> **Data to examine**:
- - -

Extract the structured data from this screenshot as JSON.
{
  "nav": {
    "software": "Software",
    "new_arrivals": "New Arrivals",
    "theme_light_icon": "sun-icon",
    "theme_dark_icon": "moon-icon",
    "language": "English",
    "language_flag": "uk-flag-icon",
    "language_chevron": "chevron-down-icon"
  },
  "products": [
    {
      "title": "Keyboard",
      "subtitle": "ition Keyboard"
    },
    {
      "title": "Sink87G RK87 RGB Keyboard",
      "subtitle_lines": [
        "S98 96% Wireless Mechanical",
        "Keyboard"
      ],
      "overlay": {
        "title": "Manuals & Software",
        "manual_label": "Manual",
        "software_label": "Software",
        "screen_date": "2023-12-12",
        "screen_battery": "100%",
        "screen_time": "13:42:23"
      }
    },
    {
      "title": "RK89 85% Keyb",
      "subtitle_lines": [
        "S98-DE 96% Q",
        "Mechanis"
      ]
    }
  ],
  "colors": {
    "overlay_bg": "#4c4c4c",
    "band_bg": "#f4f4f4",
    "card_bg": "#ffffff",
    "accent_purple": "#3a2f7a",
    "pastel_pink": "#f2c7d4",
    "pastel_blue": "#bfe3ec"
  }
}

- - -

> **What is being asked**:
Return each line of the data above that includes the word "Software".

> **Answer box**:
    "software": "Software",
        "title": "Manuals & Software",
        "software_label": "Software",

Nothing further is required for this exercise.